I started taking pictures right away with the brightly colored poison oak around the creek bed and moved to the darting blue and brown dragonflies. Enjoying my quest, I took a quick break with peaceful green algae and leaves of watercress in the turbid creek, then caught a lizard being coy, peeking around an oak tree branch. I watched wild bees coming and going out of a hole in a sycamore tree (looking like planes landing and taking off at LAX) and recognized buckwheat with pink and white blooms only because parts of the plants had aged to rust, which is how I see the blossoms most of the year.
Hopes of photographing a lovely Anise swallowtail were just tantalized, but its flight never stopped within camera range...those fluttering butterflies! I spent about an hour and a half making eleven observations and finding fascinating animals, insects, and plants in my neighborhood park.
As the morning had gotten rather warm, I headed out along Sunset Boulevard. Luckily, I was delighted to spot clustered dock, a type of tall weed, remembering them fondly as old friends from my childhood. Suddenly I have a nice dozen photos for the L.A. BioBlitz Challenge before lunch!
On Monday as the haze and scent of Sunday's fireworks lingered in the canyons and hills, I drove my car to the beach to attempt more observations before the rest of L.A. arrived.
Sea moss covered the granite breakwaters as the high tides pushed them upward and back. Barnacles coated the rocky formations while sand moved and shifted underfoot. Tangled into the sea wrack were giant kelp pods, red algae coated with fragile creature shapes, and bright green seagrass.
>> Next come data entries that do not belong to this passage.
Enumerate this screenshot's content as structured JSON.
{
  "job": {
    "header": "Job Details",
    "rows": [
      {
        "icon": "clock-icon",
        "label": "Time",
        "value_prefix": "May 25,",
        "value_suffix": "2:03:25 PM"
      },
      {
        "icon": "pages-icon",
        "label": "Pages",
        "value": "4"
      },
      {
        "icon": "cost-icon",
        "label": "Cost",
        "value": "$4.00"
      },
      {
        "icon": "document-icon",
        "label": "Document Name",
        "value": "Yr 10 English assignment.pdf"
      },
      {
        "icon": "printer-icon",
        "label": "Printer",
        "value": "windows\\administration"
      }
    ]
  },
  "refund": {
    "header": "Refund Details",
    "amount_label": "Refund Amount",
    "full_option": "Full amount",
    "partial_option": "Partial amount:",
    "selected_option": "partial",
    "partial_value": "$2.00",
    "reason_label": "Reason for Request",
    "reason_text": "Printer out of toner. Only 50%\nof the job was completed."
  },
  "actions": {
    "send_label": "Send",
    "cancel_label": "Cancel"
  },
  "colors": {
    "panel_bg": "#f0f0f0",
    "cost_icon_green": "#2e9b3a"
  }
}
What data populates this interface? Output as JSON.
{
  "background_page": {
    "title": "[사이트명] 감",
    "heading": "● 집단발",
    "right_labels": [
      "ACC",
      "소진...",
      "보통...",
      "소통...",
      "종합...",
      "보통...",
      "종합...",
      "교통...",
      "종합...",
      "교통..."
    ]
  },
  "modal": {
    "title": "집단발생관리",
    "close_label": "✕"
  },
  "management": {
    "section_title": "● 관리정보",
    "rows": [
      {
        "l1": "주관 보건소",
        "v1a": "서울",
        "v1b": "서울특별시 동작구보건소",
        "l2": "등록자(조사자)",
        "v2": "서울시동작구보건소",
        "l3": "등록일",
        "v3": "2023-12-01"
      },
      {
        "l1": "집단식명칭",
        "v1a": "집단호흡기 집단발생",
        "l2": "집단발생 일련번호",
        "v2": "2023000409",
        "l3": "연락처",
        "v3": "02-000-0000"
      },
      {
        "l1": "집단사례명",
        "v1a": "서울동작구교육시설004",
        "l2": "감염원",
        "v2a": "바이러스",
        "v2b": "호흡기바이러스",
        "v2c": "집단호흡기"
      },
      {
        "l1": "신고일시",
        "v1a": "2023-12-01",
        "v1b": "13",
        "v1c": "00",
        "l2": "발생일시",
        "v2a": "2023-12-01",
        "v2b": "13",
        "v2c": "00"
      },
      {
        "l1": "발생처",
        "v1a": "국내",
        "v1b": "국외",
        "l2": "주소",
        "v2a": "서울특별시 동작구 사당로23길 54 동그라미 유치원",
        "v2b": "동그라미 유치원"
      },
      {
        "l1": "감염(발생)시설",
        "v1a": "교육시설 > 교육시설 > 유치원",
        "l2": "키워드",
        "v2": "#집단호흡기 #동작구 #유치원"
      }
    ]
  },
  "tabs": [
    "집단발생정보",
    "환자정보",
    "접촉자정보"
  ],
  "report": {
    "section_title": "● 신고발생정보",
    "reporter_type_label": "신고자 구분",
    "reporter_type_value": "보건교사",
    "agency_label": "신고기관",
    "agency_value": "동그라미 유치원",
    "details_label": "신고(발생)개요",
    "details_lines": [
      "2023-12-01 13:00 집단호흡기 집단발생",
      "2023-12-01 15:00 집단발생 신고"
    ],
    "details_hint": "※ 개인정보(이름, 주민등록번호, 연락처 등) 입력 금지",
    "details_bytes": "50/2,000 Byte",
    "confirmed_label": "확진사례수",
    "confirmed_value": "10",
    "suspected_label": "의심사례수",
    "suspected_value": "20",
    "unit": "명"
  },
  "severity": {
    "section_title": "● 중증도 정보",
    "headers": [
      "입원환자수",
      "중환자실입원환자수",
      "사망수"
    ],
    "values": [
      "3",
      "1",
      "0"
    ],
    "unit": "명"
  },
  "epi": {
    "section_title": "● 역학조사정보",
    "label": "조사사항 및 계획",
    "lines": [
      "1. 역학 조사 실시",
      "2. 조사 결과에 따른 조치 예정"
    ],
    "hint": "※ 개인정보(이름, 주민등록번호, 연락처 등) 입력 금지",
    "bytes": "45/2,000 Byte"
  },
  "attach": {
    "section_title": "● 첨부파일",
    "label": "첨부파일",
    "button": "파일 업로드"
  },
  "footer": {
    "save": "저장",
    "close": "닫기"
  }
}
Wide-spread skeletons were all that was left of uprooted sand crabs lying beside a lone bean opened clam, showing its purple insides. Seagulls dashed overhead too swift to photograph. They slid through the air currents while the surf broke below them. A fisherman pulled his last yellowtail croaker from the ocean, getting ready to leave. Inland folk steadily arrived to set up for their day with towels, pop-ups, coolers, and children.
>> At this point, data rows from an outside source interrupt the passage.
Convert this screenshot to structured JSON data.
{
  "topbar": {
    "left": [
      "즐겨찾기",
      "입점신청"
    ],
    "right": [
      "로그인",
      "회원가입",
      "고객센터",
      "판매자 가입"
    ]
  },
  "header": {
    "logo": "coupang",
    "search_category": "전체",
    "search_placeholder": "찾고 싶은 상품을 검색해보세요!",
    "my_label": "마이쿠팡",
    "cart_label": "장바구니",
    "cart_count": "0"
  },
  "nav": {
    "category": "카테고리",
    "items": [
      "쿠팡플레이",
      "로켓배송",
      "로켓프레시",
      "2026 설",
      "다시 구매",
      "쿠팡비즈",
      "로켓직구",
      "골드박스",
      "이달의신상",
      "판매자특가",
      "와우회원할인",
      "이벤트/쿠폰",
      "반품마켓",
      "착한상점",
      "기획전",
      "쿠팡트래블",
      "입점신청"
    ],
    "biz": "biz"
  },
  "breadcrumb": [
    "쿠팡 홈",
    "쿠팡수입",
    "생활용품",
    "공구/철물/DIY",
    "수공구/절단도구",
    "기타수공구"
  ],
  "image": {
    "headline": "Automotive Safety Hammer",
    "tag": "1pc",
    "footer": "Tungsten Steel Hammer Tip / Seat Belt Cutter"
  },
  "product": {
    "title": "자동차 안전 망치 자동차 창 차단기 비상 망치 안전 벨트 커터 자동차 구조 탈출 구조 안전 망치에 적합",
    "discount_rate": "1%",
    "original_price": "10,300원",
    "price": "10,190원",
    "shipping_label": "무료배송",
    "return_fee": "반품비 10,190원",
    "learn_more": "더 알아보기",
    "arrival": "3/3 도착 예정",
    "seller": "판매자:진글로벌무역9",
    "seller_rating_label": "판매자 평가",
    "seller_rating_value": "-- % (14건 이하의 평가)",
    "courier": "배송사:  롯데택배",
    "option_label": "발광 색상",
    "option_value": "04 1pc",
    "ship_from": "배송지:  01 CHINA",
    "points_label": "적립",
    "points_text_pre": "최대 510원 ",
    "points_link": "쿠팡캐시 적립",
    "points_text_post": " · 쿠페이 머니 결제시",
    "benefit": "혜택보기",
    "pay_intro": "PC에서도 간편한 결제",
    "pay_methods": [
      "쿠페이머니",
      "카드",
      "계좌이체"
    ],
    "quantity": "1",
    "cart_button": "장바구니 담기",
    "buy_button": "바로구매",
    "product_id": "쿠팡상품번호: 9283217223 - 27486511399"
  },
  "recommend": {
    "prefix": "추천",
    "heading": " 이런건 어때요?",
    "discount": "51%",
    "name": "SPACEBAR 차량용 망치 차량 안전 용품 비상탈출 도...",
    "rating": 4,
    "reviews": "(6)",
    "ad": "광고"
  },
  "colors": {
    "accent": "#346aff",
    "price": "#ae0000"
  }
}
It was time to return home before the sun's glare made photos impossible, but of course, there would be a bright-eyed wayward ground squirrel to see on the way back to the car.
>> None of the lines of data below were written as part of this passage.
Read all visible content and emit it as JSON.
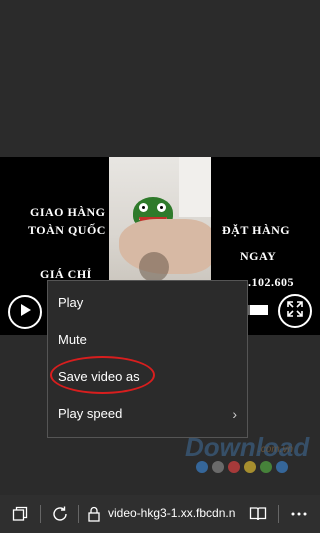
{
  "video": {
    "left_text_line1": "GIAO HÀNG",
    "left_text_line2": "TOÀN QUỐC",
    "left_text_line3": "GIÁ CHỈ",
    "right_text_line1": "ĐẶT HÀNG",
    "right_text_line2": "NGAY",
    "right_text_line3": ".102.605"
  },
  "context_menu": {
    "items": [
      {
        "label": "Play"
      },
      {
        "label": "Mute"
      },
      {
        "label": "Save video as"
      },
      {
        "label": "Play speed"
      }
    ],
    "highlight_color": "#d81e1e"
  },
  "watermark": {
    "text": "Download",
    "suffix": ".com.vn",
    "dot_colors": [
      "#3a7bbf",
      "#808080",
      "#d04040",
      "#d0b030",
      "#50a040",
      "#3a7bbf"
    ]
  },
  "address_bar": {
    "url": "video-hkg3-1.xx.fbcdn.n",
    "icons": [
      "tabs-icon",
      "refresh-icon",
      "lock-icon",
      "reading-view-icon",
      "more-icon"
    ]
  }
}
That was my marvelous BioBlitzing for the weekend! Use #LABioBlitz and #LAPLNeiSci to share your photos.